DATA RECORDS Start Marker
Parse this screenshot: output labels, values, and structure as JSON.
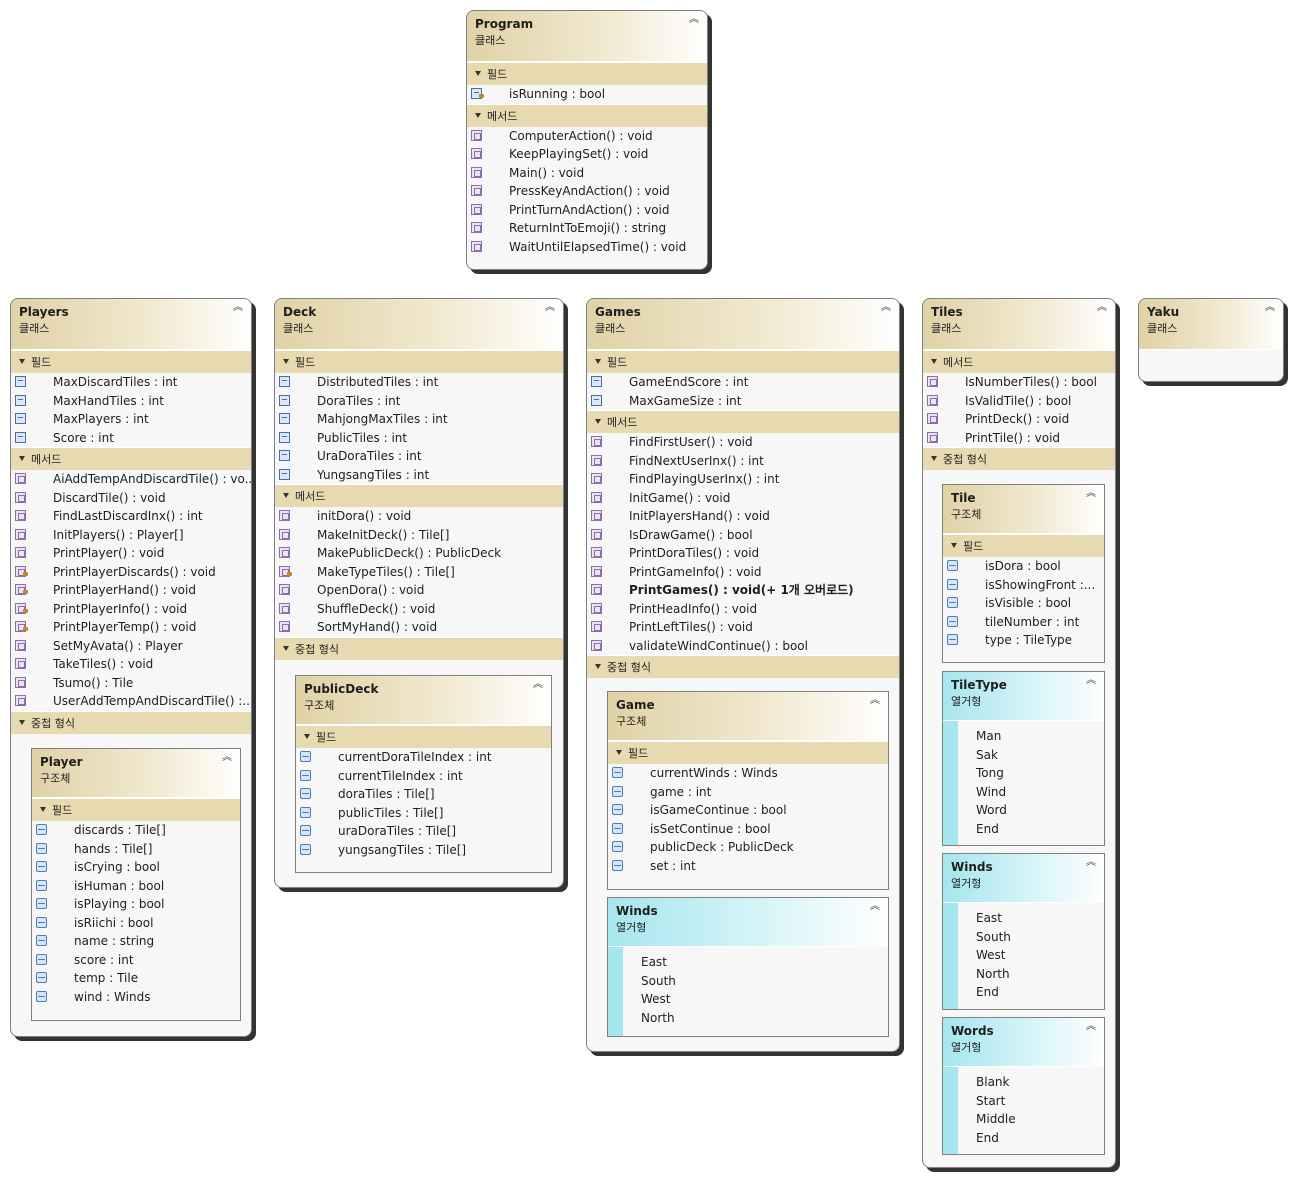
{
  "labels": {
    "fields": "필드",
    "methods": "메서드",
    "nested": "중첩 형식",
    "class": "클래스",
    "struct": "구조체",
    "enum": "열거형"
  },
  "program": {
    "title": "Program",
    "fields": [
      "isRunning : bool"
    ],
    "methods": [
      "ComputerAction() : void",
      "KeepPlayingSet() : void",
      "Main() : void",
      "PressKeyAndAction() : void",
      "PrintTurnAndAction() : void",
      "ReturnIntToEmoji() : string",
      "WaitUntilElapsedTime() : void"
    ]
  },
  "players": {
    "title": "Players",
    "fields": [
      "MaxDiscardTiles : int",
      "MaxHandTiles : int",
      "MaxPlayers : int",
      "Score : int"
    ],
    "methods": [
      "AiAddTempAndDiscardTile()  :  vo...",
      "DiscardTile() : void",
      "FindLastDiscardInx() : int",
      "InitPlayers() : Player[]",
      "PrintPlayer() : void",
      "PrintPlayerDiscards() : void",
      "PrintPlayerHand() : void",
      "PrintPlayerInfo() : void",
      "PrintPlayerTemp() : void",
      "SetMyAvata() : Player",
      "TakeTiles() : void",
      "Tsumo() : Tile",
      "UserAddTempAndDiscardTile()  :..."
    ],
    "player": {
      "title": "Player",
      "fields": [
        "discards : Tile[]",
        "hands : Tile[]",
        "isCrying : bool",
        "isHuman : bool",
        "isPlaying : bool",
        "isRiichi : bool",
        "name : string",
        "score : int",
        "temp : Tile",
        "wind : Winds"
      ]
    }
  },
  "deck": {
    "title": "Deck",
    "fields": [
      "DistributedTiles : int",
      "DoraTiles : int",
      "MahjongMaxTiles : int",
      "PublicTiles : int",
      "UraDoraTiles : int",
      "YungsangTiles : int"
    ],
    "methods": [
      "initDora() : void",
      "MakeInitDeck() : Tile[]",
      "MakePublicDeck() : PublicDeck",
      "MakeTypeTiles() : Tile[]",
      "OpenDora() : void",
      "ShuffleDeck() : void",
      "SortMyHand() : void"
    ],
    "publicdeck": {
      "title": "PublicDeck",
      "fields": [
        "currentDoraTileIndex : int",
        "currentTileIndex : int",
        "doraTiles : Tile[]",
        "publicTiles : Tile[]",
        "uraDoraTiles : Tile[]",
        "yungsangTiles : Tile[]"
      ]
    }
  },
  "games": {
    "title": "Games",
    "fields": [
      "GameEndScore : int",
      "MaxGameSize : int"
    ],
    "methods": [
      "FindFirstUser() : void",
      "FindNextUserInx() : int",
      "FindPlayingUserInx() : int",
      "InitGame() : void",
      "InitPlayersHand() : void",
      "IsDrawGame() : bool",
      "PrintDoraTiles() : void",
      "PrintGameInfo() : void",
      "PrintGames() : void(+ 1개 오버로드)",
      "PrintHeadInfo() : void",
      "PrintLeftTiles() : void",
      "validateWindContinue() : bool"
    ],
    "game": {
      "title": "Game",
      "fields": [
        "currentWinds : Winds",
        "game : int",
        "isGameContinue : bool",
        "isSetContinue : bool",
        "publicDeck : PublicDeck",
        "set : int"
      ]
    },
    "winds": {
      "title": "Winds",
      "values": [
        "East",
        "South",
        "West",
        "North"
      ]
    }
  },
  "tiles": {
    "title": "Tiles",
    "methods": [
      "IsNumberTiles() : bool",
      "IsValidTile() : bool",
      "PrintDeck() : void",
      "PrintTile() : void"
    ],
    "tile": {
      "title": "Tile",
      "fields": [
        "isDora : bool",
        "isShowingFront  :...",
        "isVisible : bool",
        "tileNumber : int",
        "type : TileType"
      ]
    },
    "tiletype": {
      "title": "TileType",
      "values": [
        "Man",
        "Sak",
        "Tong",
        "Wind",
        "Word",
        "End"
      ]
    },
    "winds": {
      "title": "Winds",
      "values": [
        "East",
        "South",
        "West",
        "North",
        "End"
      ]
    },
    "words": {
      "title": "Words",
      "values": [
        "Blank",
        "Start",
        "Middle",
        "End"
      ]
    }
  },
  "yaku": {
    "title": "Yaku"
  },
  "icons": {
    "collapse": "chevron-up-icon",
    "field": "field-icon",
    "method": "method-icon",
    "struct-field": "struct-field-icon"
  }
}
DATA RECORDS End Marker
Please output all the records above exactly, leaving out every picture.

__ANSWER FOR THE TASK__:
Parse this screenshot: output labels, values, and structure as JSON.
{
  "labels": {
    "fields": "필드",
    "methods": "메서드",
    "nested": "중첩 형식",
    "class": "클래스",
    "struct": "구조체",
    "enum": "열거형"
  },
  "program": {
    "title": "Program",
    "fields": [
      "isRunning : bool"
    ],
    "methods": [
      "ComputerAction() : void",
      "KeepPlayingSet() : void",
      "Main() : void",
      "PressKeyAndAction() : void",
      "PrintTurnAndAction() : void",
      "ReturnIntToEmoji() : string",
      "WaitUntilElapsedTime() : void"
    ]
  },
  "players": {
    "title": "Players",
    "fields": [
      "MaxDiscardTiles : int",
      "MaxHandTiles : int",
      "MaxPlayers : int",
      "Score : int"
    ],
    "methods": [
      "AiAddTempAndDiscardTile()  :  vo...",
      "DiscardTile() : void",
      "FindLastDiscardInx() : int",
      "InitPlayers() : Player[]",
      "PrintPlayer() : void",
      "PrintPlayerDiscards() : void",
      "PrintPlayerHand() : void",
      "PrintPlayerInfo() : void",
      "PrintPlayerTemp() : void",
      "SetMyAvata() : Player",
      "TakeTiles() : void",
      "Tsumo() : Tile",
      "UserAddTempAndDiscardTile()  :..."
    ],
    "player": {
      "title": "Player",
      "fields": [
        "discards : Tile[]",
        "hands : Tile[]",
        "isCrying : bool",
        "isHuman : bool",
        "isPlaying : bool",
        "isRiichi : bool",
        "name : string",
        "score : int",
        "temp : Tile",
        "wind : Winds"
      ]
    }
  },
  "deck": {
    "title": "Deck",
    "fields": [
      "DistributedTiles : int",
      "DoraTiles : int",
      "MahjongMaxTiles : int",
      "PublicTiles : int",
      "UraDoraTiles : int",
      "YungsangTiles : int"
    ],
    "methods": [
      "initDora() : void",
      "MakeInitDeck() : Tile[]",
      "MakePublicDeck() : PublicDeck",
      "MakeTypeTiles() : Tile[]",
      "OpenDora() : void",
      "ShuffleDeck() : void",
      "SortMyHand() : void"
    ],
    "publicdeck": {
      "title": "PublicDeck",
      "fields": [
        "currentDoraTileIndex : int",
        "currentTileIndex : int",
        "doraTiles : Tile[]",
        "publicTiles : Tile[]",
        "uraDoraTiles : Tile[]",
        "yungsangTiles : Tile[]"
      ]
    }
  },
  "games": {
    "title": "Games",
    "fields": [
      "GameEndScore : int",
      "MaxGameSize : int"
    ],
    "methods": [
      "FindFirstUser() : void",
      "FindNextUserInx() : int",
      "FindPlayingUserInx() : int",
      "InitGame() : void",
      "InitPlayersHand() : void",
      "IsDrawGame() : bool",
      "PrintDoraTiles() : void",
      "PrintGameInfo() : void",
      "PrintGames() : void(+ 1개 오버로드)",
      "PrintHeadInfo() : void",
      "PrintLeftTiles() : void",
      "validateWindContinue() : bool"
    ],
    "game": {
      "title": "Game",
      "fields": [
        "currentWinds : Winds",
        "game : int",
        "isGameContinue : bool",
        "isSetContinue : bool",
        "publicDeck : PublicDeck",
        "set : int"
      ]
    },
    "winds": {
      "title": "Winds",
      "values": [
        "East",
        "South",
        "West",
        "North"
      ]
    }
  },
  "tiles": {
    "title": "Tiles",
    "methods": [
      "IsNumberTiles() : bool",
      "IsValidTile() : bool",
      "PrintDeck() : void",
      "PrintTile() : void"
    ],
    "tile": {
      "title": "Tile",
      "fields": [
        "isDora : bool",
        "isShowingFront  :...",
        "isVisible : bool",
        "tileNumber : int",
        "type : TileType"
      ]
    },
    "tiletype": {
      "title": "TileType",
      "values": [
        "Man",
        "Sak",
        "Tong",
        "Wind",
        "Word",
        "End"
      ]
    },
    "winds": {
      "title": "Winds",
      "values": [
        "East",
        "South",
        "West",
        "North",
        "End"
      ]
    },
    "words": {
      "title": "Words",
      "values": [
        "Blank",
        "Start",
        "Middle",
        "End"
      ]
    }
  },
  "yaku": {
    "title": "Yaku"
  },
  "icons": {
    "collapse": "chevron-up-icon",
    "field": "field-icon",
    "method": "method-icon",
    "struct-field": "struct-field-icon"
  }
}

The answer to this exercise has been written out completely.